Red Bull driver Daniel Ricciardo of Australia prepares to drive in the pits during the Formula One Chinese Grand Prix in Shanghai on April 18, 2014 - by Wang Zhao
Mercedes, having won the opening three races of the season, still appear to be the dominant force in Shanghai as Lewis Hamilton topped the times in Friday's second practice session.
Team-mate and drivers' standings leader Nico Rosberg was third, but appeared to have been hampered on his fastest lap by yellow warning flags waved after Pastor Maldonado crashed his Lotus at the pit lane entrance. With a clear run, Rosberg may have bettered Hamilton's time.
The Silver Arrows were split by a resurgent Ferrari, driven by Fernando Alonso, after Spaniard had earlier set the fastest time in the first practice session.
Ricciardo's Red Bull was fourth, just half a second behind Hamilton with his teammate and world champion Sebastian Vettel in fifth, two-tenths of a second further back.
The encouraging session prompted Ricciardo to tell reporters afterwards that Mercedes should be aware that Red Bull "are coming".
But the affable Australian admitted that it would take a little more time.
"There won't be any deposing going on this weekend," Ricciardo said. "I would like to think that we have caught up, but I think they (Mercedes) have got a bit more in there that they didn't show today."
Vettel agreed. "Maybe they didn't run full beans today. They are still the favourites and are still quite far away," said the German four-time world champion.
"I was behind the Mercedes on the long run and it looked like they could do what they want.
"For us it was a good day but not yet on the level of the top guys."
Ricciardo had said earlier in the week that he felt "pumped" for the Shanghai race, despite losing an appeal against his Australian grand prix disqualification and he talked enthusiastically about his chances for Saturday's qualifying session.
- Small improvements -
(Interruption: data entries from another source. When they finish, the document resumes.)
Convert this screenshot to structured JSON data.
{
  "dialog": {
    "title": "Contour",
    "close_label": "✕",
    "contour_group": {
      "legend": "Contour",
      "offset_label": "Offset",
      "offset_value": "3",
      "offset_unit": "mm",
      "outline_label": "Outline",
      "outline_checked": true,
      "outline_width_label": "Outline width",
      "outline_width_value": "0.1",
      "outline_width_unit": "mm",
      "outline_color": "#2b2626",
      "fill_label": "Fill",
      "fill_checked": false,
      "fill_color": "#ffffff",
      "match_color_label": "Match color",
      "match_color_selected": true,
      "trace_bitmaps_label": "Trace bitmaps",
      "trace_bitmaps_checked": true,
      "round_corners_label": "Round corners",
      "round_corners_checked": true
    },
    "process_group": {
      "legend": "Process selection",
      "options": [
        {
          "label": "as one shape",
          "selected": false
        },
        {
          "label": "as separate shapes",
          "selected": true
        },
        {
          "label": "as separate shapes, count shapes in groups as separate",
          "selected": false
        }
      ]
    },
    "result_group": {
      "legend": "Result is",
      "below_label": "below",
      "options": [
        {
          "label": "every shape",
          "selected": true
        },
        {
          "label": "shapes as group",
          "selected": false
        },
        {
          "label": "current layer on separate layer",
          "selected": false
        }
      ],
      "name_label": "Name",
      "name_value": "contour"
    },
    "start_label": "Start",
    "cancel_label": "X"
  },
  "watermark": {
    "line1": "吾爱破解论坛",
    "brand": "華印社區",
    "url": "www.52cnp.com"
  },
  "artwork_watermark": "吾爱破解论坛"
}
"We'd like second row in qualifying tomorrow. That's the aim at the moment," he said.
"We are making small improvements. The gap is a big one so it's not going to come down over one race, but I feel that we have crept up a little bit more," Ricciardo added.
"It's still a big one but we are coming."
By contrast Hamilton, despite setting the fastest time, was unhappy with the handling of his Mercedes throughout the day, complaining of understeer and later saying on team radio: "There's something wrong with this car. I'm coming in."
Rosberg said it wasn't only Hamilton having problems given the nature of the Shanghai circuit with long bends under braking.
"Lewis had understeer, I had understeer also, but everybody has that problem here because the circuit destroys your front tyres," said Rosberg.
"You just have to figure out a way round that. Turn one is a tyre killer because it never ends, it goes on and on and on."
Hamilton caused confusion when he was asked if the planned "clear-the-air" talks with Rosberg following their acrimonious Bahrain battle had happened on Thursday night and replied: "No."
But Rosberg had a different take on the matter.
"Yeah, we sat down and went through everything," he said. "It's all behind us and it's flat out, full speed ahead."